» **ACTIVITY**: Within the records below, find each line with the word "this" and copy it out.

» **Stored items from a collection**:
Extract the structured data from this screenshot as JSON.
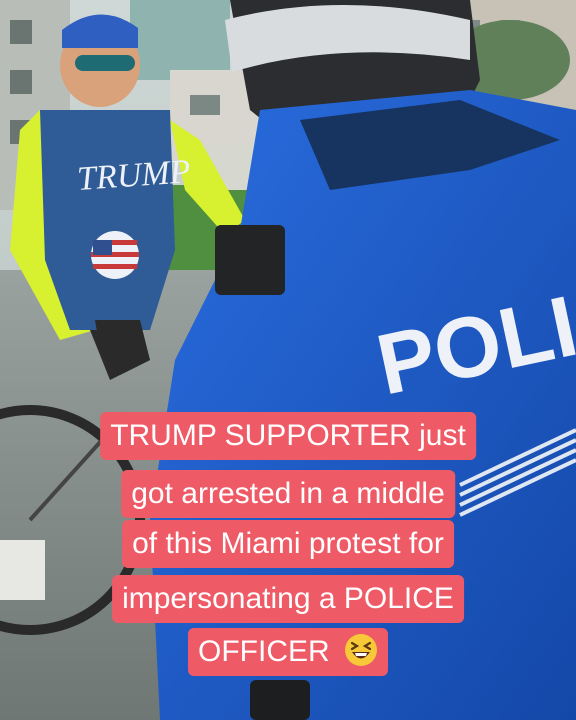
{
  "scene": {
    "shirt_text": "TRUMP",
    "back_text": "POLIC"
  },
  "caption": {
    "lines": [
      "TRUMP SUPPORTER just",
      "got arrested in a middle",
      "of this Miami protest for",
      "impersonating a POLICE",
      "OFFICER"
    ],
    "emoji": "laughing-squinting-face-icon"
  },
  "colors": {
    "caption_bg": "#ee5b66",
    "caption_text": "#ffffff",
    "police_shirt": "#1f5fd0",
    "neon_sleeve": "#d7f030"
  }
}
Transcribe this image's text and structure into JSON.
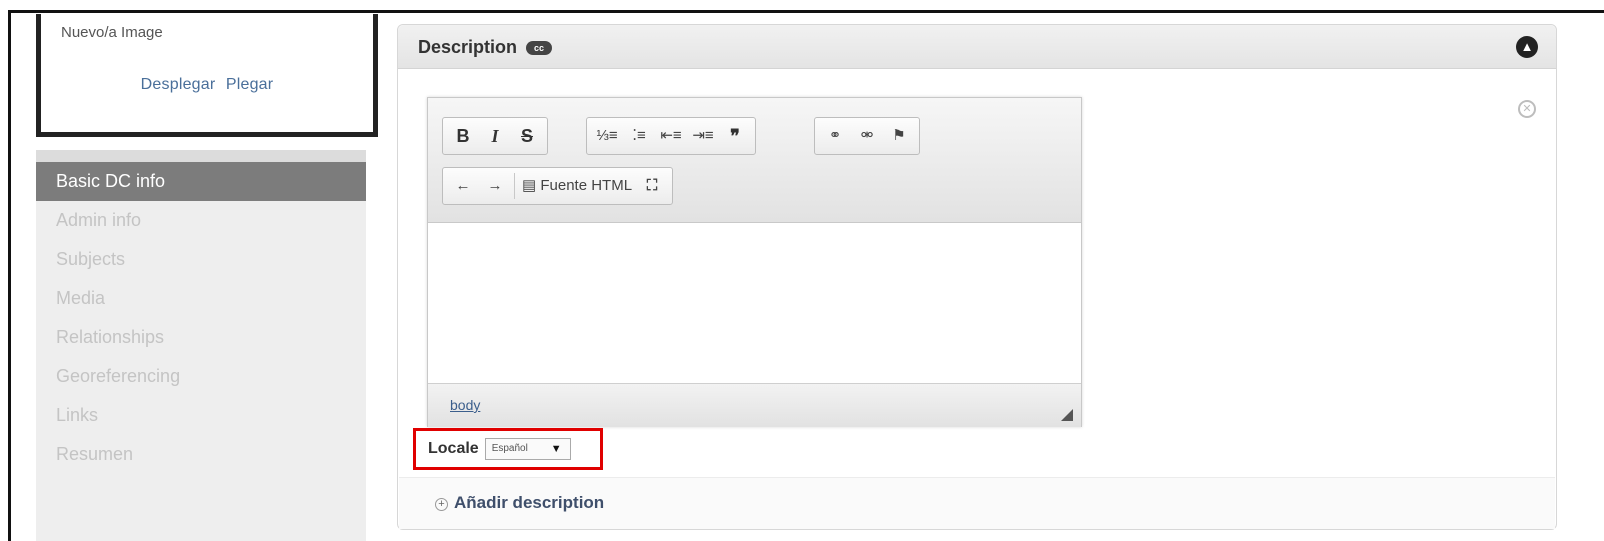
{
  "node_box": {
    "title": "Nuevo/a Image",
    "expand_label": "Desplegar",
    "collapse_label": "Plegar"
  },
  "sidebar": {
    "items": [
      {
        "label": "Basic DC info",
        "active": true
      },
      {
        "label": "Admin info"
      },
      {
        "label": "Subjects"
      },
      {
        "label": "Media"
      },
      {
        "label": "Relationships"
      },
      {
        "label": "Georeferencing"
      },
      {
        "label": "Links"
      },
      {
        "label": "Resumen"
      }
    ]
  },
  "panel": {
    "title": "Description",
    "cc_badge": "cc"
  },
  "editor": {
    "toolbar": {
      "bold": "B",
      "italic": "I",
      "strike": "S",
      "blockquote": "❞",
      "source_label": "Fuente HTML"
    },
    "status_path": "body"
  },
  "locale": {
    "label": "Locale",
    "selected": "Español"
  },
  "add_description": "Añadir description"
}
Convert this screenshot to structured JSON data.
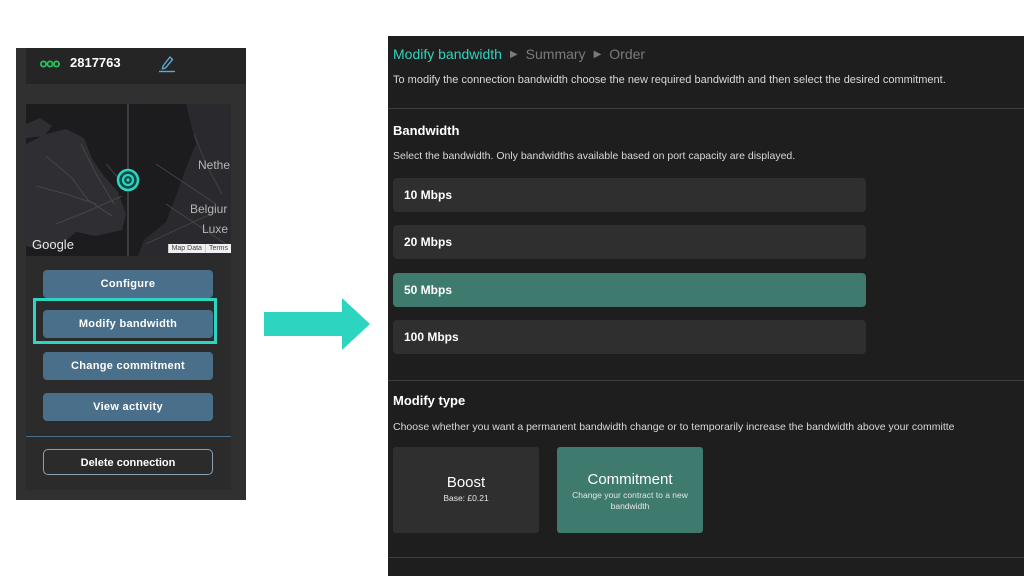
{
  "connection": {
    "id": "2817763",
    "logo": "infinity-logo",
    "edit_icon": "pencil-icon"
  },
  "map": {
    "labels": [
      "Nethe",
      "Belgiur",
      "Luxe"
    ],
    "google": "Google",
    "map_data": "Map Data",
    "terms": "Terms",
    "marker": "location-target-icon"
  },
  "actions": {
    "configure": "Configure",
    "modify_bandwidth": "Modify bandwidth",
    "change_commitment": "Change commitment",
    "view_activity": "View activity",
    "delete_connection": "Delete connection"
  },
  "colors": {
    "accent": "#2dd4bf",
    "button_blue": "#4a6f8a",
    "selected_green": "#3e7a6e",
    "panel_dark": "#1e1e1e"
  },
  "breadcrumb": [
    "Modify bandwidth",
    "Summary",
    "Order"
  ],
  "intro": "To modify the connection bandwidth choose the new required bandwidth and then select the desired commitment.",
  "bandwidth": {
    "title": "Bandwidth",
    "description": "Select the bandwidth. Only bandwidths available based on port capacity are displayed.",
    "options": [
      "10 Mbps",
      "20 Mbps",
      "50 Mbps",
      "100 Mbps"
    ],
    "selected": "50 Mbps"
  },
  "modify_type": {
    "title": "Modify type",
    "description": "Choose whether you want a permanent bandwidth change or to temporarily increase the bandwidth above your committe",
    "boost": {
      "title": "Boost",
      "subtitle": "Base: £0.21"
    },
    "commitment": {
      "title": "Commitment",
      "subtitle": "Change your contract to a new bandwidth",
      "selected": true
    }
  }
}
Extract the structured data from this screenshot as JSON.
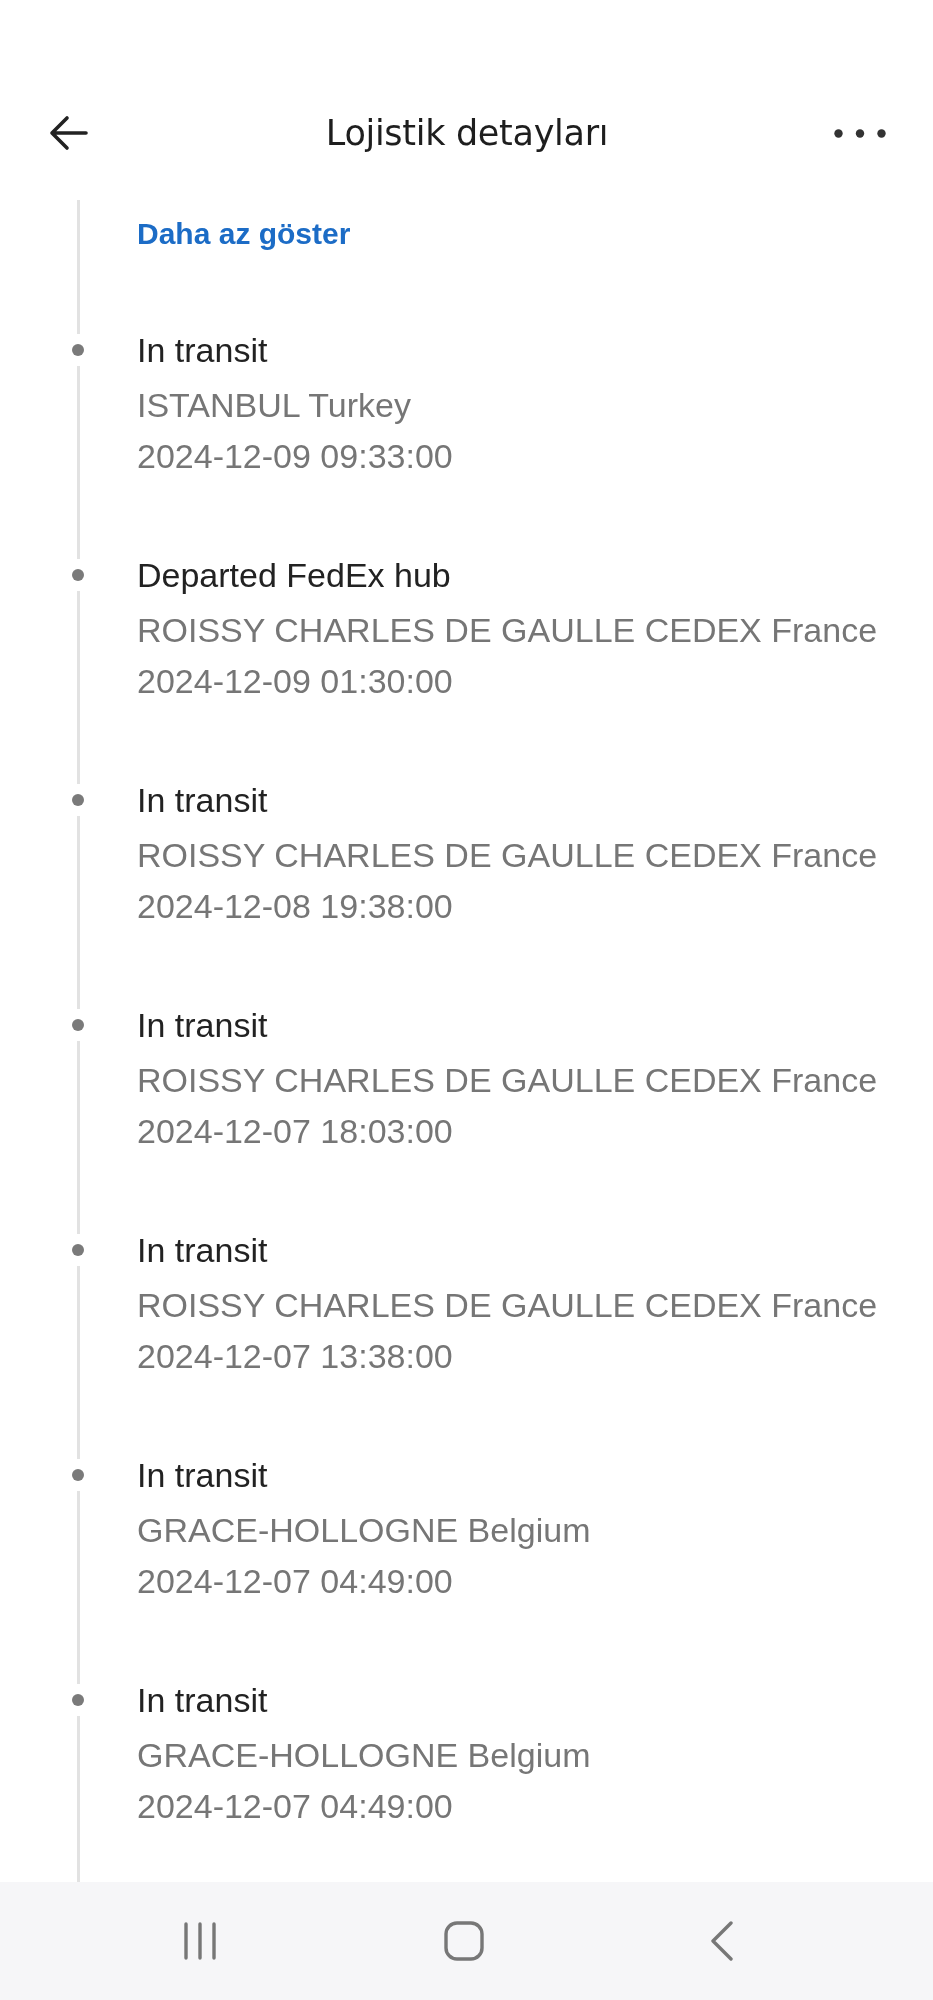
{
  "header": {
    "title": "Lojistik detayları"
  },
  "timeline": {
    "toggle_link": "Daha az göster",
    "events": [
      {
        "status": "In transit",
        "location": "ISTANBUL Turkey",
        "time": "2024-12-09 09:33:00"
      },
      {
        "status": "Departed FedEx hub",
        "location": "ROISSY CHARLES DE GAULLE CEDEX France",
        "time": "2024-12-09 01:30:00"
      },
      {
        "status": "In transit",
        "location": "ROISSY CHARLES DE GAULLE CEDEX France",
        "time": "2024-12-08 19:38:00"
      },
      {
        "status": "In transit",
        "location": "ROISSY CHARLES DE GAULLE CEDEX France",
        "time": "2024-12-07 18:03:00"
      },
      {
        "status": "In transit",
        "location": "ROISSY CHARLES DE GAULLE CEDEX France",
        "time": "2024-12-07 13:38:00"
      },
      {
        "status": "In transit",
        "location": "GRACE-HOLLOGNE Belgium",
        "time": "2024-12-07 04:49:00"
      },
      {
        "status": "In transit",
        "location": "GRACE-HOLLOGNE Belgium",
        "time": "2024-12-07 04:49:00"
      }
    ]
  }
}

» **EXPECTED OUTPUT**:
Extract the structured data from this screenshot as JSON.
      "of this Miami protest for",
Transcribe this image's text and structure into JSON.
Convert this screenshot to structured JSON data.
Extract the structured data from this screenshot as JSON.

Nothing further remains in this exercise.